- A Strategic Plan provides long-term (5 years) direction which is formally reviewed twice a year.
- A Strategy Theme Map pinpoints the three themes which a company wishes to further over five years. Each theme would be strengthened by three strategic direction-giving Wildly Important Goals (WIGs) which would also cover 5 years. Their supporting objectives would cover the short to medium term (e.g. 6 - 12 or more months). Heed the Law of Diminishing Returns and only place three company-wide WIGs on the map. (Few objectives and focus lead to 100% success. Many objectives lead to less or no success.) These three overarching WIGs obtain a specific meaning from the WIGS and their three objectives per WIG which each Business Unit develops in support of the company WIGs.
- The BSC Strategy Map would show the same three themes and their WIGs. This map differs from the previous one as its focus is the process level. Here the WIGs are placed under the appropriate process headings. Think-through the interaction and cause-and-effect relationships between the various headings. Think leads and lags. What must be done (leads) under the Learning and Growth Perspective and the Internal Business Perspective which will lead to results (lags) under the Client Perspective and the Financial Perspective?

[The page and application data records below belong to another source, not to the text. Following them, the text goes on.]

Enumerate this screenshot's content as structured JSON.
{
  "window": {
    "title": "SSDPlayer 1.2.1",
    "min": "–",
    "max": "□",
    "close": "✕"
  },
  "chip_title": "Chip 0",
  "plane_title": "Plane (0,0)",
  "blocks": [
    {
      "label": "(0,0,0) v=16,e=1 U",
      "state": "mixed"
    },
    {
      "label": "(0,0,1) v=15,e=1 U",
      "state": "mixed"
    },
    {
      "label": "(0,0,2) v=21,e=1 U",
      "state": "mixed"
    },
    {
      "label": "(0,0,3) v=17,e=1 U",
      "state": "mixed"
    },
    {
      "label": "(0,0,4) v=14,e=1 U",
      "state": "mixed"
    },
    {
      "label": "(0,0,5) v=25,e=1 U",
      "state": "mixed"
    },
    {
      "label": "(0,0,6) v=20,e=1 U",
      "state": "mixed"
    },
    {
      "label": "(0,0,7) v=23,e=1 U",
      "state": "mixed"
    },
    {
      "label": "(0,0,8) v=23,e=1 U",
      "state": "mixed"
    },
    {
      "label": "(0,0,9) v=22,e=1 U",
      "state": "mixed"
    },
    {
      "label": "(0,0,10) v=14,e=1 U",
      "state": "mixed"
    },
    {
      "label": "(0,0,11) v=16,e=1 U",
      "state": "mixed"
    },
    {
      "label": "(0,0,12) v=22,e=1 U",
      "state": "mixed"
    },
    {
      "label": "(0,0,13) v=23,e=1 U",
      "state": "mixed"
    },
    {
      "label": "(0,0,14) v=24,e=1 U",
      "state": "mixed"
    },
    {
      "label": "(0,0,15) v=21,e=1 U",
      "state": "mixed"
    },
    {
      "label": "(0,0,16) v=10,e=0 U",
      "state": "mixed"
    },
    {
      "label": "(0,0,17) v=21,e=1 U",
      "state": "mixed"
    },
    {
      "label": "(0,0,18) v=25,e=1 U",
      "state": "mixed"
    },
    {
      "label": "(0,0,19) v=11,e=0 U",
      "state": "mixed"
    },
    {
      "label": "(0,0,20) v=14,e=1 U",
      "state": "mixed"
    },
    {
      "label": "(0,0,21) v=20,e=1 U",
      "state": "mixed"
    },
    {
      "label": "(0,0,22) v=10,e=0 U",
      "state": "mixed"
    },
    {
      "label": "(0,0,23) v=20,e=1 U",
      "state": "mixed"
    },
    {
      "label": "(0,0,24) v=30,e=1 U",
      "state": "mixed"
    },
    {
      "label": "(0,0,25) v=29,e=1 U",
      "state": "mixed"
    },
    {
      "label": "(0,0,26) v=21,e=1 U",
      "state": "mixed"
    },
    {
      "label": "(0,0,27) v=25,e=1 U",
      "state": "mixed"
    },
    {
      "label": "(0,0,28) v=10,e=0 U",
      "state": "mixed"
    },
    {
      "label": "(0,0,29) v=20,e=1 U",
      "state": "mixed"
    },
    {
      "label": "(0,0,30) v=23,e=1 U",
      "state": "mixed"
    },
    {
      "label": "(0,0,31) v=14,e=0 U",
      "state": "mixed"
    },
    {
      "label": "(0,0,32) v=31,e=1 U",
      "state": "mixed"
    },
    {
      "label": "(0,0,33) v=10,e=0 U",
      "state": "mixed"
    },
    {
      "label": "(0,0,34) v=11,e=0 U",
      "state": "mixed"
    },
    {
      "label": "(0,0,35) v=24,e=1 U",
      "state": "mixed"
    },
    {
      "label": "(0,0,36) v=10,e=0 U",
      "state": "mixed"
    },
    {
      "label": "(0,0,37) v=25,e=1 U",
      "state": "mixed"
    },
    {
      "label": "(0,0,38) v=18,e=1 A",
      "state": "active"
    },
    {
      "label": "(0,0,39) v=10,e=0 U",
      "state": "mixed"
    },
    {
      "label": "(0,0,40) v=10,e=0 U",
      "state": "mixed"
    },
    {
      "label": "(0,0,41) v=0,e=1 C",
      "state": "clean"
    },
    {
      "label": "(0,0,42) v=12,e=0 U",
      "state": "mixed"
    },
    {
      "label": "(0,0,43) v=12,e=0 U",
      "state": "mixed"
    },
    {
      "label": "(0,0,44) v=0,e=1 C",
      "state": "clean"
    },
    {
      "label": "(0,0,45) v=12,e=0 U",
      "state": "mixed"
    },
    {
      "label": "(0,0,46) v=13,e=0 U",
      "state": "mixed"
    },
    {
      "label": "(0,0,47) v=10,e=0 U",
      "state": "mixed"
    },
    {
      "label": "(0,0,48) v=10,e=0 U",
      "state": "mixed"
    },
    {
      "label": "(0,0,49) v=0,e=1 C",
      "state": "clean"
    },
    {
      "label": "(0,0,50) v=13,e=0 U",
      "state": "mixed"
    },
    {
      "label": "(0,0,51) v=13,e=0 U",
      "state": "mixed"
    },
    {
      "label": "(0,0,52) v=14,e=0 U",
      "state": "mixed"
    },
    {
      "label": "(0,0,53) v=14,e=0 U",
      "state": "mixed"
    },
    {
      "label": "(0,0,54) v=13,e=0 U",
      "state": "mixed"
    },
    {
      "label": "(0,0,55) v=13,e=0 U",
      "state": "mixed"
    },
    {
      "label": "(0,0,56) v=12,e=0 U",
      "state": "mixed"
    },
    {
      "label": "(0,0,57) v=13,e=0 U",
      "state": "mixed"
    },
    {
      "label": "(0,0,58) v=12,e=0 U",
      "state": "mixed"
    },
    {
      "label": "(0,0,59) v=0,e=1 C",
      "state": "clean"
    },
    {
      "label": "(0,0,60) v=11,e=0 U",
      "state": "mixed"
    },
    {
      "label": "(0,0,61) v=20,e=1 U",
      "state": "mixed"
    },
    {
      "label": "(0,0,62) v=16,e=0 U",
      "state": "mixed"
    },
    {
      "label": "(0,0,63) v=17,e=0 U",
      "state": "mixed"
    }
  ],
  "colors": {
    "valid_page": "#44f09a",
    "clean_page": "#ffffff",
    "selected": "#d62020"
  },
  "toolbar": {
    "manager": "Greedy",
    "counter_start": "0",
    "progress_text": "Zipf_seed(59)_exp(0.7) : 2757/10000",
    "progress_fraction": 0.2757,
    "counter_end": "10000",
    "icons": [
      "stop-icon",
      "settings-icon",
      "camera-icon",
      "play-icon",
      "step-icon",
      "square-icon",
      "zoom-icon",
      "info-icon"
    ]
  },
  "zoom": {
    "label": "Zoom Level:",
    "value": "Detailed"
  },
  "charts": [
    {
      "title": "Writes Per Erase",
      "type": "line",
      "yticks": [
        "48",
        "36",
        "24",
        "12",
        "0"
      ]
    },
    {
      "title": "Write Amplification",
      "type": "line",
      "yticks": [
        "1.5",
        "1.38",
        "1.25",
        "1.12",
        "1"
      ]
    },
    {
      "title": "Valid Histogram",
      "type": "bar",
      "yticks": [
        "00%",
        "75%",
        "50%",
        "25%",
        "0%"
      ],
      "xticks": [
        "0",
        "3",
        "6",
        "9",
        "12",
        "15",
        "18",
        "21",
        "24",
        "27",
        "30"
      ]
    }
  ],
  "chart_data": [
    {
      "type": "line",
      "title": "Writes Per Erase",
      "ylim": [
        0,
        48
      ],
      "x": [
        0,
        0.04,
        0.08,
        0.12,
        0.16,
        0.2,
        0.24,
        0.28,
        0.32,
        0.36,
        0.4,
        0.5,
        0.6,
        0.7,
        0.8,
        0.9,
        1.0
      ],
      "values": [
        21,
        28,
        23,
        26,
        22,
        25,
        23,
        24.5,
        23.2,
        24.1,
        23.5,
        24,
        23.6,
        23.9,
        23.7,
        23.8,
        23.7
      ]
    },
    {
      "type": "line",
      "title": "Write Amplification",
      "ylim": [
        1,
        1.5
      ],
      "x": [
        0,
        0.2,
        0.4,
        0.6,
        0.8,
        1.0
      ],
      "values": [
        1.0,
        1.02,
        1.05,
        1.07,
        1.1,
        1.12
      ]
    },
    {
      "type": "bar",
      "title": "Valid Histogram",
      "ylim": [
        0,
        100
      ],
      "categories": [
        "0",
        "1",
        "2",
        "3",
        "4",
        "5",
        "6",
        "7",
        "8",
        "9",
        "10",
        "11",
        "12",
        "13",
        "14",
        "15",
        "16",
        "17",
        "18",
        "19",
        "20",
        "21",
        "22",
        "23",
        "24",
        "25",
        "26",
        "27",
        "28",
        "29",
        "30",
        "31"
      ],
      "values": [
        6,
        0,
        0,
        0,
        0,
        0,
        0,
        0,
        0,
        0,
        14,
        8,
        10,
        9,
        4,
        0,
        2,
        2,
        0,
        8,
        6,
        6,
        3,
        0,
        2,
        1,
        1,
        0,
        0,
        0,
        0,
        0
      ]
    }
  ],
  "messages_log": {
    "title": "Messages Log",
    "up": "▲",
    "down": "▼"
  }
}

For instance, prior to introducing a new product, a period of study and research might be needed under Human Capital. Then move over to Innovation Processes. Here the detail of positioning the product, designing it, creating it, launching it, and testing it, would follow. Only afterwards would the new product move over to Operations Management Processes where it becomes part of the company's P&S offering. (Link what is being done under Innovation Processes to Client Management Processes and to marketing. Ensure that all departments and key people are drawn into the process: design, production, marketing and client management.)
- The content of the BSC Strategy Map (the WIGs and their objectives) is worked out in detail on the Balanced Scorecard (BSC) on Excel.
A Strategy Map enhances strategy development. Its completion stimulates thinking and discussion.
An easy introduction
A Strategy Map with its three strategic themes and WIGs is linked to the Mission and Vision of your company. Completing the maps assists in obtaining clarity about the selection and development of the three strategic themes and three WIGs.
The first map is the compass. The second map, containing the three company WIGs, is the road map. The Balanced Scorecard is the city map.
The maps are most useful. They can be as simple or as sophisticated as you would like them to be.
In due course expand and deepen each strategy map. The first map is developed immediately. As soon as the client is ready, and against insights gained by my client, I facilitate the development of a comprehensive Annual Strategy Map and a comprehensive Annual Balanced Scorecard.
ABPLAN usually firstly assists a client in creating a Blue Ocean Strategy Canvas as this excercise benefits the development of a comprehensive Balanced Scorecard and of a BSC Strategy Map.
Now go to Balanced Scorecard, as the Blue Ocean Strategy Canvas is translated into a Balanced Scorecard (BSC) and a supporting BSC Strategy Map.
Last modified: 15-01-2015
“Albert achieved excellent interaction, provided prompt feedback after each session, and showed a personal interest in the performance and success of our company.
The ABPLAN approach was highly relevant to our company. We institutionalised a Balanced Scorecard strategic planning approach and habits of execution such as regular, very open and inclusive meetings in which all our team members participate.
We regard the time and money that went into the project, as well spent.
Planning and focused execution has become a routine way of running our business.”
Chanda Bailey, CEO - Verhoef ICT Training